#### [PROBLEM TO WORK ON]
Could you please count how many lines in the data below hold the string "feedu"? Reply with only the number.

#### [DATASET CONTENT]

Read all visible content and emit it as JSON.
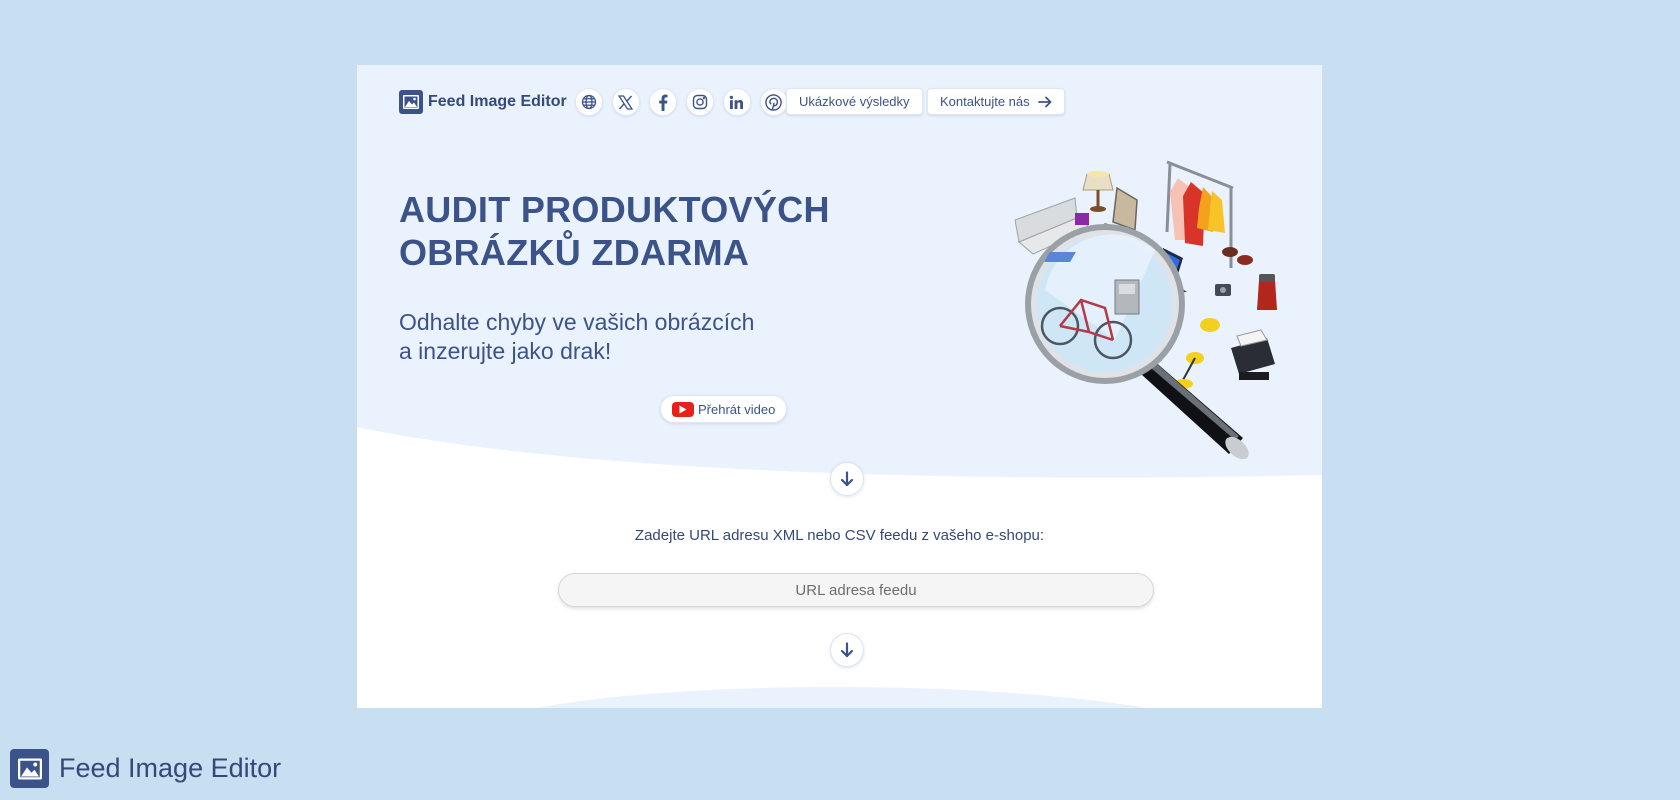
{
  "brand": {
    "name": "Feed Image Editor",
    "icon": "image-icon"
  },
  "nav": {
    "social": [
      {
        "name": "web",
        "icon": "globe-icon"
      },
      {
        "name": "x",
        "icon": "x-icon"
      },
      {
        "name": "facebook",
        "icon": "facebook-icon"
      },
      {
        "name": "instagram",
        "icon": "instagram-icon"
      },
      {
        "name": "linkedin",
        "icon": "linkedin-icon"
      },
      {
        "name": "pinterest",
        "icon": "pinterest-icon"
      }
    ],
    "examples_label": "Ukázkové výsledky",
    "contact_label": "Kontaktujte nás"
  },
  "hero": {
    "title_bold_1": "AUDIT",
    "title_regular_1": "PRODUKTOVÝCH",
    "title_regular_2": "OBRÁZKŮ",
    "title_bold_2": "ZDARMA",
    "subtitle_line1": "Odhalte chyby ve vašich obrázcích",
    "subtitle_line2": "a inzerujte jako drak!",
    "video_label": "Přehrát video"
  },
  "form": {
    "prompt": "Zadejte URL adresu XML nebo CSV feedu z vašeho e-shopu:",
    "url_placeholder": "URL adresa feedu"
  },
  "footer": {
    "brand_name": "Feed Image Editor"
  },
  "colors": {
    "page_bg": "#c7dff0",
    "card_bg": "#eaf2fd",
    "brand": "#3b5389",
    "youtube": "#e62117"
  }
}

#### [EXERCISE SOLUTION]
2